LET US CALL ART commentary any trace of a gesture of and in language that links to or with a work of art, whatever its distinctive matter, language, color, whether a closed or open volume, music, a weighty mute body in dance, or a speaking body in the theater. The “work of art” in question may be what we used to call (and still do) a work, a proposition, a performance, an installation (ephemeral or lasting), or finally, in the sense introduced by Marcel Duchamp, any object, situation, or occasion seized by commentary as being “of art,” that is, to be precise, giving rise to commentary. According
IN DECEMBER, 1948, Barnett (Baruch) Newman wrote an essay entitled “The Sublime is Now.” In 1950-51, he painted a canvas that he called Vir Heroicus Sublimus; in the early and mid ‘60s, he cast three bronze sculptures entitled Here I (For Marcia) , Here II, and Here III; another painting, from 1962, was called Not There––Here; two others, from 1965 and 1967, were titled Now I and Now II. In 1949 he painted Be I (of which he did a second version in 1970), and in 1961-64 he painted Be II.
How is one to understand the sublime––let us think of it as the focus of a sublime experience––as something “
IT IS NOT JUST PHOTOGRAPHY that has rendered the profession of painting “impossible”; to claim that it was would be like saying that Stéphane Mallarmé’s work,or James Joyce’s, were simply responses to the development of journalism. Painting’s impossibility arises from the industrial and postindustrial—technoscientific—world’s greater need for photography than for painting, just as that world needs journalism more than it does literature.

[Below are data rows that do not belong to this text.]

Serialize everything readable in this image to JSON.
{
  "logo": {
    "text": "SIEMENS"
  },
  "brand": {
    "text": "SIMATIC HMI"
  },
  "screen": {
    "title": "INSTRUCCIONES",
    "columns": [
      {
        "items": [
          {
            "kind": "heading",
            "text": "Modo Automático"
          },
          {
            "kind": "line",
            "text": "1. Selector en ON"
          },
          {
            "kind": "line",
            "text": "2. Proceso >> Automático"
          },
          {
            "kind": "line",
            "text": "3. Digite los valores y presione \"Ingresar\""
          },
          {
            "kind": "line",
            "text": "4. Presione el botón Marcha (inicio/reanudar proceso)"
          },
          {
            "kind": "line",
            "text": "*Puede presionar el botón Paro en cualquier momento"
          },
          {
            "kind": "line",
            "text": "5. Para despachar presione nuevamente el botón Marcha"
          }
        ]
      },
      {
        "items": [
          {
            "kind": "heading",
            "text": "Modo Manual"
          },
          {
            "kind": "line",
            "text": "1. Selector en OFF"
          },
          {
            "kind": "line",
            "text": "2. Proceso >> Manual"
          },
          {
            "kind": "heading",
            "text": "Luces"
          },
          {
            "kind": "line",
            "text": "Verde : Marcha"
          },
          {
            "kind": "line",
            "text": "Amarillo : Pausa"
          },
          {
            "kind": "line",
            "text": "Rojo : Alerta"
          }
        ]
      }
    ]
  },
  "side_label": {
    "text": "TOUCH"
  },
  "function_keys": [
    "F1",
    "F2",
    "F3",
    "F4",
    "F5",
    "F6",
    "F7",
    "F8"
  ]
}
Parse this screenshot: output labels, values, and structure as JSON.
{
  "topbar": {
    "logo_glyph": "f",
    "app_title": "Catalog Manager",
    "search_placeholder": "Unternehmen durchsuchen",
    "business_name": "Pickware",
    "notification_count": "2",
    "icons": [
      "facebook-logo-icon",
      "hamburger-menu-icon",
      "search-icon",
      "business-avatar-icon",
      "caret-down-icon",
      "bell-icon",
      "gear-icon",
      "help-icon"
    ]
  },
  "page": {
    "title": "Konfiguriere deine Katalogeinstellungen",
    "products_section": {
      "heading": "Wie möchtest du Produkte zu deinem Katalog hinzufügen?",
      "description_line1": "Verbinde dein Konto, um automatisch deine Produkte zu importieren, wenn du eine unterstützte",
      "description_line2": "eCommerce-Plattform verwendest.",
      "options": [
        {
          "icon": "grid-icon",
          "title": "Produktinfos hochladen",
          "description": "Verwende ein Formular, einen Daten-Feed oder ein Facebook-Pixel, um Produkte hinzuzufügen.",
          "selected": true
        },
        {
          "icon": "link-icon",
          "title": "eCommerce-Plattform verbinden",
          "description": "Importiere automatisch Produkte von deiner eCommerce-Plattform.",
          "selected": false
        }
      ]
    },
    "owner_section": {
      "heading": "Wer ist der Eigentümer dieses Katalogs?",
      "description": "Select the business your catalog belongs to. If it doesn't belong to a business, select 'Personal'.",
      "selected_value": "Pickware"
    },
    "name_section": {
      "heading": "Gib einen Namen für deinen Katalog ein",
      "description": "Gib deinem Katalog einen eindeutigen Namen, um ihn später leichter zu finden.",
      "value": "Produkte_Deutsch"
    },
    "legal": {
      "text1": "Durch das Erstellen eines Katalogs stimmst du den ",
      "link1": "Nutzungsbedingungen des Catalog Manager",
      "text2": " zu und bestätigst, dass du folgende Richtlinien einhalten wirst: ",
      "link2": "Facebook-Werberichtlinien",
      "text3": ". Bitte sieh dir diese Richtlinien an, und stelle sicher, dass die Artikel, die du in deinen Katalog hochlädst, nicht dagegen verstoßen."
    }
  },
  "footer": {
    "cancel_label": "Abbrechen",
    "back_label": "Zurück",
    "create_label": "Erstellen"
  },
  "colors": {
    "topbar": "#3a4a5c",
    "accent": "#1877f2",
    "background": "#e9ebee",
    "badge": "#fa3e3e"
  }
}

The momentum of this world brought with it the decline of the so-called “noble” professions which had belonged to the previous world, as well as the contraction
1. DB’S WORK EVIDENCES certain specifics that are well-known at this point. His work can be called a minimis (but not minimal). His materials have remained constant since 1965: vertical stripes of canvas or paper, alternately white and color, or alternating stripes of white and transparent plastic, each 8.7 centimeters wide. The height, breadth and shape of each piece varies according to site. The materials are either attached to a structure or are free-floating (paper on walls, on stairs, on banisters, on billboards, on warehouse loading docks, on roadsigns, on facades, on skylights, on train